Now look at what's actually happening: basically, a pair of second-tier websites get tagged with the Peacock brand, and combined with minor NBC assets. It's not a watershed deal, even if it does create the seventh-largest Web property in terms of reach. Don't get me wrong, convergence looks to have a huge impact -- on the hardware side, with gadgets like digital set-top boxes and information appliances. But with content providers, it's not a sure homerun.

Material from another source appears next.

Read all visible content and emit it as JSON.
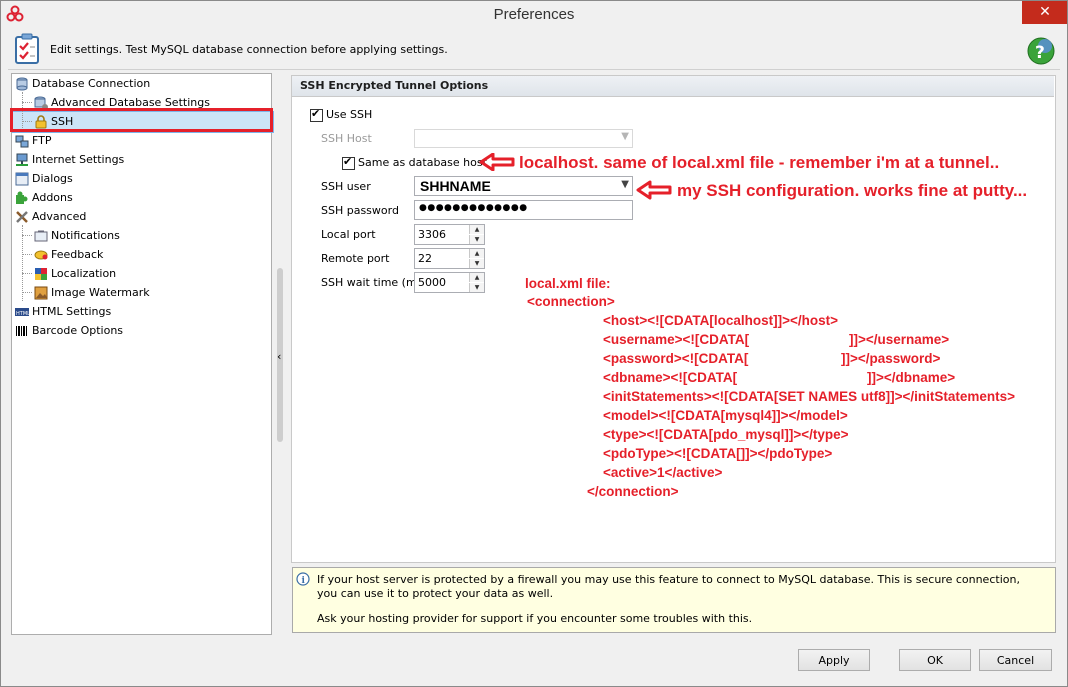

The venture announced today promises to get tons of promotion on NBC television, which always helps. Unfortunately for those who would own shares in this new company, the future NBC Internet also promises to pay for it, committing to at least $880 million over the next decade. To be fair, it should be noted that NBC is actually putting money into the new company, by purchasing debentures that can be converted into common stock later.
NBC adds brings little else to the deal besides a self-promoting site in NBC.com and a 10 percent stake in CNBC. Oh, and the NBC moniker, which seems to be the linchpin of the whole thing.

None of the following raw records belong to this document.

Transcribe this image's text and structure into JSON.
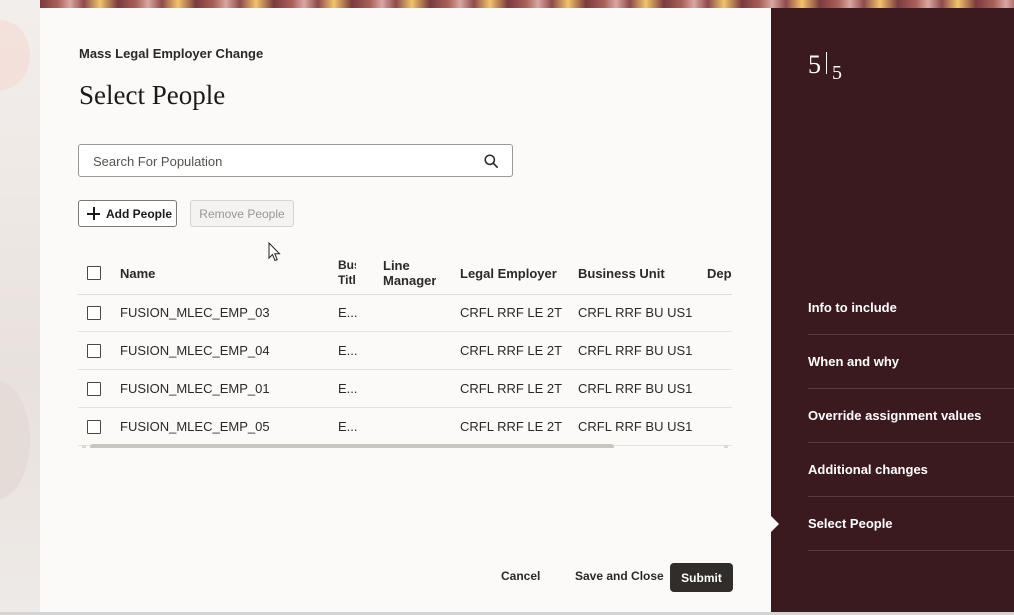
{
  "header": {
    "breadcrumb": "Mass Legal Employer Change",
    "title": "Select People"
  },
  "search": {
    "placeholder": "Search For Population",
    "value": ""
  },
  "actions": {
    "add_label": "Add People",
    "remove_label": "Remove People"
  },
  "table": {
    "columns": [
      "Name",
      "Bus Titl",
      "Line Manager",
      "Legal Employer",
      "Business Unit",
      "Depa"
    ],
    "column_headers": {
      "name": "Name",
      "bus_title_line1": "Bus",
      "bus_title_line2": "Titl",
      "line_manager_line1": "Line",
      "line_manager_line2": "Manager",
      "legal_employer": "Legal Employer",
      "business_unit": "Business Unit",
      "department": "Depa"
    },
    "rows": [
      {
        "name": "FUSION_MLEC_EMP_03",
        "bus_title": "E...",
        "line_manager": "",
        "legal_employer": "CRFL RRF LE 2T",
        "business_unit": "CRFL RRF BU US1",
        "department": ""
      },
      {
        "name": "FUSION_MLEC_EMP_04",
        "bus_title": "E...",
        "line_manager": "",
        "legal_employer": "CRFL RRF LE 2T",
        "business_unit": "CRFL RRF BU US1",
        "department": ""
      },
      {
        "name": "FUSION_MLEC_EMP_01",
        "bus_title": "E...",
        "line_manager": "",
        "legal_employer": "CRFL RRF LE 2T",
        "business_unit": "CRFL RRF BU US1",
        "department": ""
      },
      {
        "name": "FUSION_MLEC_EMP_05",
        "bus_title": "E...",
        "line_manager": "",
        "legal_employer": "CRFL RRF LE 2T",
        "business_unit": "CRFL RRF BU US1",
        "department": ""
      }
    ]
  },
  "footer": {
    "cancel_label": "Cancel",
    "save_close_label": "Save and Close",
    "submit_label": "Submit"
  },
  "train": {
    "current_step": "5",
    "total_steps": "5",
    "steps": [
      {
        "label": "Info to include"
      },
      {
        "label": "When and why"
      },
      {
        "label": "Override assignment values"
      },
      {
        "label": "Additional changes"
      },
      {
        "label": "Select People",
        "active": true
      }
    ]
  },
  "icons": {
    "search": "search-icon",
    "add": "plus-icon",
    "cursor": "mouse-cursor-icon"
  },
  "colors": {
    "train_background": "#3b1a1f",
    "primary_button": "#312d2a",
    "page_background": "#fbfaf8"
  }
}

Xoom CEO Chris Kitze might as well have chanted "branded media property" like a mantra for all the times he referred to it during this morning's analyst conference cal. But despite what he and other executives claim, NBC's power to lure TV viewers to the Web isn't proven. Snap's reach has grown to 16 percent from 3 percent since NBC bought a piece of Halsey Minor's portal idea, but who's to say how much of that would have happened anyway? After all, Cnet has its own audience leverage. Besides, it's a lot faster to go from nothing to something, than to go from something to something even bigger.
Not to worry -- the Brand will rule all, claim this deal's advocates. "We think that the next way to go is going to be in a branded media environment, we think the next thing to create is an integrated media platform," Kitze declared.

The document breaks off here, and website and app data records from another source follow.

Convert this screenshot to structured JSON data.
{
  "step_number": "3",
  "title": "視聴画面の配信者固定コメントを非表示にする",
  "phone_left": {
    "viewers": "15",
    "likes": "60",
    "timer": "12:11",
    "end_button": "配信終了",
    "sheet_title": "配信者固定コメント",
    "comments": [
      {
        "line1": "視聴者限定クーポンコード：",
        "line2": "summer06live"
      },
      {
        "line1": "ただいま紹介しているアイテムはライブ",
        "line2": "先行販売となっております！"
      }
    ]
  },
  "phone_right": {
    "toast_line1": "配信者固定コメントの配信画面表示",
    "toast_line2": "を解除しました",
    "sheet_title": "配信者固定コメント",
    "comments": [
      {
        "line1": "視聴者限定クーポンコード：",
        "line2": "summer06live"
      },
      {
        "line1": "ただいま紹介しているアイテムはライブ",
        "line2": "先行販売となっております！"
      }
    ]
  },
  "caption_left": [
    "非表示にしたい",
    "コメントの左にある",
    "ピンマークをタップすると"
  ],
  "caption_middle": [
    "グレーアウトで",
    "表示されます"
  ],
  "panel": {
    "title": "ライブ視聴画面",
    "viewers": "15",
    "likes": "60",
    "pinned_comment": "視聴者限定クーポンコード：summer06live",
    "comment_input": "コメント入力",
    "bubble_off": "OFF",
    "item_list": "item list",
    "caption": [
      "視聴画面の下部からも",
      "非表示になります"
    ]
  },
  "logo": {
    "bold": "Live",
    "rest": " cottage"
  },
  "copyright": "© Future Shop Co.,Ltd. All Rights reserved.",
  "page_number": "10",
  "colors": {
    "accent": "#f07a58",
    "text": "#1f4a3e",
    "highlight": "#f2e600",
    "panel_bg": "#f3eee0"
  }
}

Is that right? Then explain the Go Network's flat performance so far.
During the analyst call, Kitze did take the time to twice disparage Infoseek as having no media brand of its own ("They haven't had the full wind of Disney behind them"), simply because Infoseek isn't called "Disney.com", while Snap-Xoom-and-friends will become a publicly-traded company known as NBC Internet. But make no mistake about it, the Go Network is a Disney property, and gets a ton of promotion on ABC television and other Disney properties.
Snap, Xoom and company (kind of a catchy title itself, come to think of it) would combine to rank seventh in terms of percentage of Internet users reached -- a metric even Kitze admitted "isn't necessarily the best way to do a measurement." Still, reach shouldn't be all that important, theoretically, since NBC Internet won't be about advertising; the company plans to use Xoom's e-commerce model and extend it.
There's a lot of extending to do. NBC may be a television elephant, but even with Snap and Xoom it'll be an Internet peanut: on a pro forma basis, the combined entity saw revenue $10 million in the first quarter, and expects annual revenues of up to $70 million at first, said Bob Wright, NBC's president and CEO.
Contrast that with Web leaders such as Yahoo, raking in $86 million in just in the first three months of this year, or America Online, with revenues of $1.3 billion in the same period. And neither of them needed a Big Brand Media partner to get those sales.
At least the division of equity is even. Xoom, Snap and NBC's other aggregate contributions each represent roughly third of the new company, which means NBC, because it already owns a piece of Snap, ultimately gets anywhere from 49 to 53 percent of the whole thing.
If you're enamored of NBC Internet's prospects, Xoom's Kitze can tell you how to get a piece: "From a Xoom shareholder point of view" -- Kitze happens to be one 4.1 million times over -- "if you want to own this stock, buy some Xoom stock today. That would be the way to participate in this venture."
And the way to make him even richer.
Other issues to think about:
The overall technology market was up a bit in mid-afternoon trading. The Nasdaq Composite Index had gained 20.58 to 2524.20, the S&P 500 was down 1.50 to 1343.50, and the Dow Jones Industrial Average clung to a slight gain of 2.29, to 11033.88. 22GO>